    • TI Lithuania: Summer School on Integrity
      • Importance of integrity and anti-corruption in the curriculum of young and up-and-coming leaders
      • Academic programme in the post-Soviet region to tackle the issue of corruption in the public and private sectors
      • Target group: Graduate students and young professionals
      • Focus on causes of corruption and the tools used in the fight against corruption
    • General lessons learnt
      • Use media and sports tools to promote good governance concepts
      • Use participatory teaching methods
      • Establish link to youth’s daily lives
      • Overcome youth’s short attention span
      • Handle limits to voluntarism
      • Manage youth’s expectations
      • Include youth’s environment: Teachers, parents etc.
      • Actively involve women in anti-corruption movement
    • TI PNG: Mike Manning Youth Democracy Camp
      • In 2008: 55 students 25 Schools
      • In 2009: 60 students incl. 6 from other TI Pacific chapters
      • This July: +50 students registered
      • Source of funding (US State Dept, AusAID, PNGSDP, UNDP, Oxfam International, Save the Children)
    • Typical Camp Program
      • Day through night activities
      • Workshops and seminars
      • Major themes such as;
      • How elections work
      • Systems of government
      • How laws are made, mock court sessions, media workshop, etc…
      • Travel costs and logistical support
      • Communication with schools
      • Limitation of funding sources
      • In Conclusion
      • Youth focus in our outreach as shown by this project
      • Future success depends on educating the leaders and citizens of tomorrow
      • Our message is well received and people are keen to learn more but there are big logistical barriers
      • PNG is culturally diverse, and what works in one province won't always work in others
      • Ability to work with the resources available in provinces will guide future efforts
      YDC Challenges
    • Thank you.

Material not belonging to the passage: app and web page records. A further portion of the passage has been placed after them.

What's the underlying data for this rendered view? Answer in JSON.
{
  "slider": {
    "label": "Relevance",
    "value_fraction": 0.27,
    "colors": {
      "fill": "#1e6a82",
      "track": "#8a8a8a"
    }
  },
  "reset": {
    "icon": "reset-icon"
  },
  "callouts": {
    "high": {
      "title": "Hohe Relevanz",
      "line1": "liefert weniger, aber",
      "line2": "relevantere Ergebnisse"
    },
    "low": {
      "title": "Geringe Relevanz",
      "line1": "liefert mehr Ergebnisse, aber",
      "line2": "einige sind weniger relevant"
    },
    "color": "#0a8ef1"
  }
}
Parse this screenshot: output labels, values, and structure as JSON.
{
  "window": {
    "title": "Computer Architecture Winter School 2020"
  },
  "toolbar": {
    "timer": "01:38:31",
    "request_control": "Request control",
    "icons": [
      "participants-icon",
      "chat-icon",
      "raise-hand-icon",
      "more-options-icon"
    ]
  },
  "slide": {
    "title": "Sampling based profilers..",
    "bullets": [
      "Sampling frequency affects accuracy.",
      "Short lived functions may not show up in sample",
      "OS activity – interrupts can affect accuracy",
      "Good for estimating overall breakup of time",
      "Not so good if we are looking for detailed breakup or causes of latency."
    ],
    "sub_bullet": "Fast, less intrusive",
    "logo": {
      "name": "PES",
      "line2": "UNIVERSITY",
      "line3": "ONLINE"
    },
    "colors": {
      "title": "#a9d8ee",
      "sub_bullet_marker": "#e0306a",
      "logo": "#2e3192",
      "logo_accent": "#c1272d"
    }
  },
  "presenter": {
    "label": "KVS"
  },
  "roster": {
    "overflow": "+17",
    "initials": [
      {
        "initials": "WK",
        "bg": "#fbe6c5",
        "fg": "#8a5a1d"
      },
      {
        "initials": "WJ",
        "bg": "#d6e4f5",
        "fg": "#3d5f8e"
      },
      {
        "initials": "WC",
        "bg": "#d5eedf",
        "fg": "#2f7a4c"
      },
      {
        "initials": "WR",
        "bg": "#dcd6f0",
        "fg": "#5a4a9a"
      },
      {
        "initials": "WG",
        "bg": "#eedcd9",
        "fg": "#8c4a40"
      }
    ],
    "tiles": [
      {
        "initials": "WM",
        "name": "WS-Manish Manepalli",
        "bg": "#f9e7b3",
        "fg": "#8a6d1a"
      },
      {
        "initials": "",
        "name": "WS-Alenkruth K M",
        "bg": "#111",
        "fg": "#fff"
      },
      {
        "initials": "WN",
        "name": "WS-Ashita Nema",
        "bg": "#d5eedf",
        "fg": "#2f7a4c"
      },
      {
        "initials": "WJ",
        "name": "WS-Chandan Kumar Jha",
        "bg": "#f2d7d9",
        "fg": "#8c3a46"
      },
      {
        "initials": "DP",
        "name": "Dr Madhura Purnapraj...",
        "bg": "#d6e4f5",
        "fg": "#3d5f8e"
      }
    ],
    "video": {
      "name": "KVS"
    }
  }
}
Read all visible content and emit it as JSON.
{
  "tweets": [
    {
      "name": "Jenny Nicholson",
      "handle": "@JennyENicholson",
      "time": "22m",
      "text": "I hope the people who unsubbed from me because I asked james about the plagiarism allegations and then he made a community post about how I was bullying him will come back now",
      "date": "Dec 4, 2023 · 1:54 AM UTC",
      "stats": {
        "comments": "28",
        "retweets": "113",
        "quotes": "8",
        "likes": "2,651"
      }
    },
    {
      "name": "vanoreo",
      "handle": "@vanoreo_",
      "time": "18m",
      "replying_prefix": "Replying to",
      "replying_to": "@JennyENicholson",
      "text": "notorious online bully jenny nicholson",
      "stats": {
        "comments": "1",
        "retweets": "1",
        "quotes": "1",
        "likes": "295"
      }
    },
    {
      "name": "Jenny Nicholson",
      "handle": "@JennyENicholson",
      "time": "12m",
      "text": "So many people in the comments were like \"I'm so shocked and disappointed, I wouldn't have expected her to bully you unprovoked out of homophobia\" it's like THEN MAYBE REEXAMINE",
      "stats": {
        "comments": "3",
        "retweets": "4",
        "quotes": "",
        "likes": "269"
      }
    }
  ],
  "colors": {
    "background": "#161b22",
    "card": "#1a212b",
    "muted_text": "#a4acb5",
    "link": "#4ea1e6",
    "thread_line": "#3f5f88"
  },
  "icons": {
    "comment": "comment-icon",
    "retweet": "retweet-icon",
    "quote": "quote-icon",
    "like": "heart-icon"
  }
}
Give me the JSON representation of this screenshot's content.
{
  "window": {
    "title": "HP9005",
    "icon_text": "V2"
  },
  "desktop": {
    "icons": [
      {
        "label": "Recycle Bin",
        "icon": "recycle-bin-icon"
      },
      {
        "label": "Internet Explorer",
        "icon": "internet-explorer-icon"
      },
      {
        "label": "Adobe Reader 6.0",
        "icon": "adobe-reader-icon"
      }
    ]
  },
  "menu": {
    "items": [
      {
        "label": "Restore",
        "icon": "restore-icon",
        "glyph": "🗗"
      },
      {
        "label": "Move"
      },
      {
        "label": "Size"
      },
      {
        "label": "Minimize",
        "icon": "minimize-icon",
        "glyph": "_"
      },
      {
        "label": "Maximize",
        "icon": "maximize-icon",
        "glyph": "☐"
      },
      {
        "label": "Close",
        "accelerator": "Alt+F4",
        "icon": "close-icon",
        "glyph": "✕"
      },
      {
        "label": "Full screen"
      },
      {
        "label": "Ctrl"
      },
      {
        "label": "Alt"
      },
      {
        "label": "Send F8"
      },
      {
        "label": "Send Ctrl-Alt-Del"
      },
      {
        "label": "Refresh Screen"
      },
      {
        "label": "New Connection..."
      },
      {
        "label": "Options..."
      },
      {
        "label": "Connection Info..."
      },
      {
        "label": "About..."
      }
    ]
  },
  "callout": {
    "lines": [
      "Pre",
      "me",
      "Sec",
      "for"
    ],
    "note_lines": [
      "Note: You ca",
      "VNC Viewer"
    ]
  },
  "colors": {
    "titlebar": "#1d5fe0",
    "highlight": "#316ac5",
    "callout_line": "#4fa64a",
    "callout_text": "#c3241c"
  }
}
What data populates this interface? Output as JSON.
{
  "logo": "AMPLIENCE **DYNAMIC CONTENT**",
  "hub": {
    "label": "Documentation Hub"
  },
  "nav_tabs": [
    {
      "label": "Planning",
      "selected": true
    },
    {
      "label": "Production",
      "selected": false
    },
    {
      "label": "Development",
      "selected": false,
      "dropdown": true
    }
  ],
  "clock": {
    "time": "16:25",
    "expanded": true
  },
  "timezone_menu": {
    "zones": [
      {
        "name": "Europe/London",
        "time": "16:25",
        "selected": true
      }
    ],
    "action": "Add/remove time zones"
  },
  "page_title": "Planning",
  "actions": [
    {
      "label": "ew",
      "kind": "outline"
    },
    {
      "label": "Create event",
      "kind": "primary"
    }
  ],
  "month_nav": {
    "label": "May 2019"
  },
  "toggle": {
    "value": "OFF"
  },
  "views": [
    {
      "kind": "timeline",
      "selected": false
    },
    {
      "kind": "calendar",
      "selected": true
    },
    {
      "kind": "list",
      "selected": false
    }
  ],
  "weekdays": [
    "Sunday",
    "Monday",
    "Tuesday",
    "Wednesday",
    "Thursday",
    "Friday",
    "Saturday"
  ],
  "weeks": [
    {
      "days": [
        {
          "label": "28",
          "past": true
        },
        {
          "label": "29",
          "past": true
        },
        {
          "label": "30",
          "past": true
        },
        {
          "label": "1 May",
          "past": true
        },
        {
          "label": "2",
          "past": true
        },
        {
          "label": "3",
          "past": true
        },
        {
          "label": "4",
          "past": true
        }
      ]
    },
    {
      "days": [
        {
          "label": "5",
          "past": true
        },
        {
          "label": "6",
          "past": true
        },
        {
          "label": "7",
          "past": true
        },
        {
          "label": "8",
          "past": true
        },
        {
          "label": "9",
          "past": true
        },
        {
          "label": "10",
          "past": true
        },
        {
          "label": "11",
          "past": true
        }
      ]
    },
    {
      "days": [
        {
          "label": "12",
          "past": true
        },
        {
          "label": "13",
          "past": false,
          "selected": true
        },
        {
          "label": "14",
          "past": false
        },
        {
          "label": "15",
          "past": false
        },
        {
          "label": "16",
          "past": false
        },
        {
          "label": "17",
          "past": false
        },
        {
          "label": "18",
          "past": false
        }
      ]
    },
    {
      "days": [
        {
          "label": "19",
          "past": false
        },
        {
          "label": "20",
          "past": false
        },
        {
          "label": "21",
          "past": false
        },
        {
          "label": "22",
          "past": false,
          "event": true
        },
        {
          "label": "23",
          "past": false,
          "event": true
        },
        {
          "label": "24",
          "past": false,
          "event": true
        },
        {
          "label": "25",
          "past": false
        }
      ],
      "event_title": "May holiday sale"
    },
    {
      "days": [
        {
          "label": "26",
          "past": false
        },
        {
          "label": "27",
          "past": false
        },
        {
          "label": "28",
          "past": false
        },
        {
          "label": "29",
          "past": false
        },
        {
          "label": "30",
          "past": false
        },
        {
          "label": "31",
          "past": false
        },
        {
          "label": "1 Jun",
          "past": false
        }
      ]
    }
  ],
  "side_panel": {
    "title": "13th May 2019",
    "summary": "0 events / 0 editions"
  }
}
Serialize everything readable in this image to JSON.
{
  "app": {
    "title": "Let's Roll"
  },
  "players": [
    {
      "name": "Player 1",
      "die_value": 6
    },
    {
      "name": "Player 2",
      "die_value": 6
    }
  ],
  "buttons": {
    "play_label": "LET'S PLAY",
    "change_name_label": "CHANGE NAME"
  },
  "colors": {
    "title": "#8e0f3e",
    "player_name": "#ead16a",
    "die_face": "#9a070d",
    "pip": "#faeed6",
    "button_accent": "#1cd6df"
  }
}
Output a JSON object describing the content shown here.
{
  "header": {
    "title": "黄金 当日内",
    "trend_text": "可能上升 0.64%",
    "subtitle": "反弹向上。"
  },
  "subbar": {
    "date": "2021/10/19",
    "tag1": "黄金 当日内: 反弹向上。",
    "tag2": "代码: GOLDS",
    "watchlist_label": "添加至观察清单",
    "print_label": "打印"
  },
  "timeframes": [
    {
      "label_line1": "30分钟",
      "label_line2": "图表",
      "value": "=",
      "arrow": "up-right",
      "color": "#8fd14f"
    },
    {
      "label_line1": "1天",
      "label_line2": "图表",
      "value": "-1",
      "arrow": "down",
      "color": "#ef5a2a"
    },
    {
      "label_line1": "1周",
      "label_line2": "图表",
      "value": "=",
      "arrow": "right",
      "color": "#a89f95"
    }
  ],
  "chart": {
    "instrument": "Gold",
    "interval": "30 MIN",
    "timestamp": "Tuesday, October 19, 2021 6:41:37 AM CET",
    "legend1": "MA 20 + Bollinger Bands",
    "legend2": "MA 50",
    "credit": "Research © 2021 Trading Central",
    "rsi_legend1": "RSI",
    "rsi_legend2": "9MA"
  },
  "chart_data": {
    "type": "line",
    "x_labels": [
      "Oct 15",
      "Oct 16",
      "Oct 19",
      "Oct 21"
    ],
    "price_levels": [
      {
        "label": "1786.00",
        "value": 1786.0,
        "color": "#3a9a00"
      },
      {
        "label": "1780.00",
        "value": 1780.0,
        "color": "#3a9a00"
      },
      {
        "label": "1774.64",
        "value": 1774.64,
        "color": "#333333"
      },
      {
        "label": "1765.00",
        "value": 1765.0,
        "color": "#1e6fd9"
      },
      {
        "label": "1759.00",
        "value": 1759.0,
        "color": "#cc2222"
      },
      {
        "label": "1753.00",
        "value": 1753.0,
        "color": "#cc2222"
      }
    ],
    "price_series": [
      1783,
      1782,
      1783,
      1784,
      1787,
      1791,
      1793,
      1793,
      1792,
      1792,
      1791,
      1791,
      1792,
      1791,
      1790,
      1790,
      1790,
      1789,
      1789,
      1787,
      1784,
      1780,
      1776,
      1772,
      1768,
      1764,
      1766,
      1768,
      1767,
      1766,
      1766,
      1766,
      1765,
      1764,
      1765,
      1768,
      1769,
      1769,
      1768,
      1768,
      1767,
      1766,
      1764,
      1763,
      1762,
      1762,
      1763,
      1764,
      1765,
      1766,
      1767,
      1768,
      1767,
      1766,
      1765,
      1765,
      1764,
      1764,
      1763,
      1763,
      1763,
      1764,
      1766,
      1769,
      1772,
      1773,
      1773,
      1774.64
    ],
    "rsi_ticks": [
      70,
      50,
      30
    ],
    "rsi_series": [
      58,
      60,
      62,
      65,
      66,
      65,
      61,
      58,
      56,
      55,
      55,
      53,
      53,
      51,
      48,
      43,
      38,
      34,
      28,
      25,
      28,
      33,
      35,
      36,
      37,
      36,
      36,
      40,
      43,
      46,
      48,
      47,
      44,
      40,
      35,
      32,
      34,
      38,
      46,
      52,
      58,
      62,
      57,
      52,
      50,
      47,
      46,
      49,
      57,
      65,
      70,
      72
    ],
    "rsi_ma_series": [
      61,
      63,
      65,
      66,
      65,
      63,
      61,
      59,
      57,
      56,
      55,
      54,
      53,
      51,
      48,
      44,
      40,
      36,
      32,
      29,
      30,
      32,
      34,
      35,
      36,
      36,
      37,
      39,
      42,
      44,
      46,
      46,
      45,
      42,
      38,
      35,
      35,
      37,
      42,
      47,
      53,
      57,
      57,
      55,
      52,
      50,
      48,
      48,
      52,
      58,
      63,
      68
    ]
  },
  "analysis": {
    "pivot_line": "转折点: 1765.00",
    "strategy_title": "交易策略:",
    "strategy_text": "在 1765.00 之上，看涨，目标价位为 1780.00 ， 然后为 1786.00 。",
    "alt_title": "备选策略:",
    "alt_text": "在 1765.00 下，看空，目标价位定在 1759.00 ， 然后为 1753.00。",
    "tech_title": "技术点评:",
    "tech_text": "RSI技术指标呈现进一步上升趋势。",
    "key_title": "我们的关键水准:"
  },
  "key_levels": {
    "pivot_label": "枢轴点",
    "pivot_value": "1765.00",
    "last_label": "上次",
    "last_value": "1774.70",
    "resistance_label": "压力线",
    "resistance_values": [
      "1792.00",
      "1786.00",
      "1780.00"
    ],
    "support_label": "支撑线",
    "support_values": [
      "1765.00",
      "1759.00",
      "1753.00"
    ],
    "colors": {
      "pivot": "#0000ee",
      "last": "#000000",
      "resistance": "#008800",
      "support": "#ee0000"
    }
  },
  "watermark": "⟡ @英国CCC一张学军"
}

For more information, please contact me at: [email_address] www.transparency.org